I wanted to keep all this in mind while I was designing. I made several designs but in the end decided that I would like to use granulation in my pieces. Granulation was perfected at the same time that repousse was being discovered so the techniques matched in the time period. I also wanted to give my pieces an aged look. I began today by cutting out the base plates for the pieces, sanding and finishing them and hammering a channel down the centre of each piece so that the granulations don’t move while I am trying to attach them.
While I was working a butterfly came in and rested on a newspaper … he was so beautiful that I decided to share a picture with you!
A lot of progress for today! Tomorrow I’m hoping to work a bit more on the collection, maybe even get a couple of pieces finished.
Today I have poured the plaster on the leaf moulds that I made yesterday. I’m quite excited to see how they turn it. It’s always a gamble to see whether any details are picked up or if you just get a silhouette of the shape you have cast. I have also attempted to make a negative cast of the medal that I have been working on. There are a couple of area’s that I’m just not happy with, but at the same time I’m not able to get the tools in close enough to get the detail that I want. By doing a negative cast all the hard to reach area’s suddenly become the highest points of the medal, meaning that I can perfect them and then do another negative cast to get a perfect result … hopefully!
I’m always a little nervous when I do a negative cast. I’m never completely convinced that the two halves won’t just stick together never to be parted, but I’ve followed the same procedures that we did in Bulgaria so hopefully it should be fine.

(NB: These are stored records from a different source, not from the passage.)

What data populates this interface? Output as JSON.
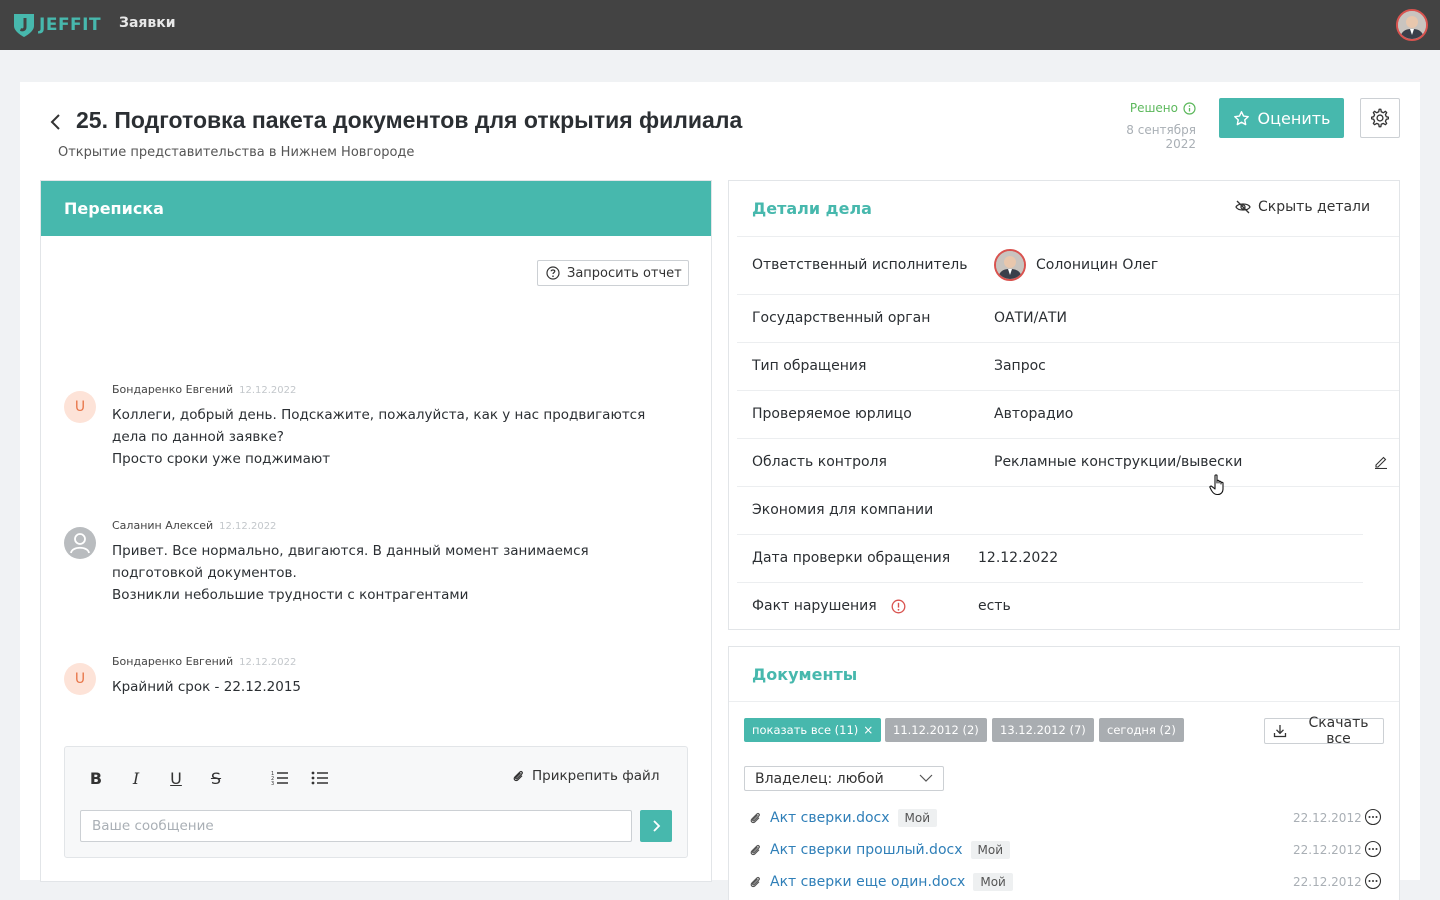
{
  "app": {
    "brand": "JEFFIT",
    "nav_link": "Заявки",
    "accent": "#47b8ad"
  },
  "page": {
    "title": "25. Подготовка пакета документов для открытия филиала",
    "subtitle": "Открытие представительства в Нижнем Новгороде",
    "status": "Решено",
    "status_date": "8 сентября 2022",
    "rate_button": "Оценить"
  },
  "chat": {
    "title": "Переписка",
    "request_report": "Запросить отчет",
    "messages": [
      {
        "author": "Бондаренко Евгений",
        "date": "12.12.2022",
        "avatar_letter": "U",
        "lines": [
          "Коллеги, добрый день. Подскажите, пожалуйста, как у нас продвигаются",
          "дела по данной заявке?",
          "Просто сроки уже поджимают"
        ]
      },
      {
        "author": "Саланин Алексей",
        "date": "12.12.2022",
        "avatar_letter": "",
        "lines": [
          "Привет. Все нормально, двигаются. В данный момент занимаемся",
          "подготовкой документов.",
          "Возникли небольшие трудности с контрагентами"
        ]
      },
      {
        "author": "Бондаренко Евгений",
        "date": "12.12.2022",
        "avatar_letter": "U",
        "lines": [
          "Крайний срок - 22.12.2015"
        ]
      }
    ],
    "composer": {
      "bold": "B",
      "italic": "I",
      "underline": "U",
      "strike": "S",
      "attach": "Прикрепить файл",
      "placeholder": "Ваше сообщение"
    }
  },
  "details": {
    "title": "Детали дела",
    "hide_button": "Скрыть детали",
    "rows": [
      {
        "label": "Ответственный исполнитель",
        "value": "Солоницин Олег"
      },
      {
        "label": "Государственный орган",
        "value": "ОАТИ/АТИ"
      },
      {
        "label": "Тип обращения",
        "value": "Запрос"
      },
      {
        "label": "Проверяемое юрлицо",
        "value": "Авторадио"
      },
      {
        "label": "Область контроля",
        "value": "Рекламные конструкции/вывески"
      },
      {
        "label": "Экономия для компании",
        "value": ""
      },
      {
        "label": "Дата проверки обращения",
        "value": "12.12.2022"
      },
      {
        "label": "Факт нарушения",
        "value": "есть"
      }
    ]
  },
  "documents": {
    "title": "Документы",
    "filters": [
      "показать все (11)",
      "11.12.2012 (2)",
      "13.12.2012 (7)",
      "сегодня (2)"
    ],
    "download_all": "Скачать все",
    "owner_filter": "Владелец: любой",
    "files": [
      {
        "name": "Акт сверки.docx",
        "tag": "Мой",
        "date": "22.12.2012"
      },
      {
        "name": "Акт сверки прошлый.docx",
        "tag": "Мой",
        "date": "22.12.2012"
      },
      {
        "name": "Акт сверки еще один.docx",
        "tag": "Мой",
        "date": "22.12.2012"
      }
    ]
  }
}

I’m feeling a little pressured today. I’ve had a go at micro forging some tests for the root pieces. I’m not convinced it’s going to be a good effect, at least not with my forging. I’m going to have to practice a lot to get a good enough result for my final pieces. I was feeling a little low after the forging so decided to do something that I knew I was good at. I made some test granulations on sticks and then twisted them together and soldered them to get a root effect. I was quite pleased with the result, I can definitely see the possibilities.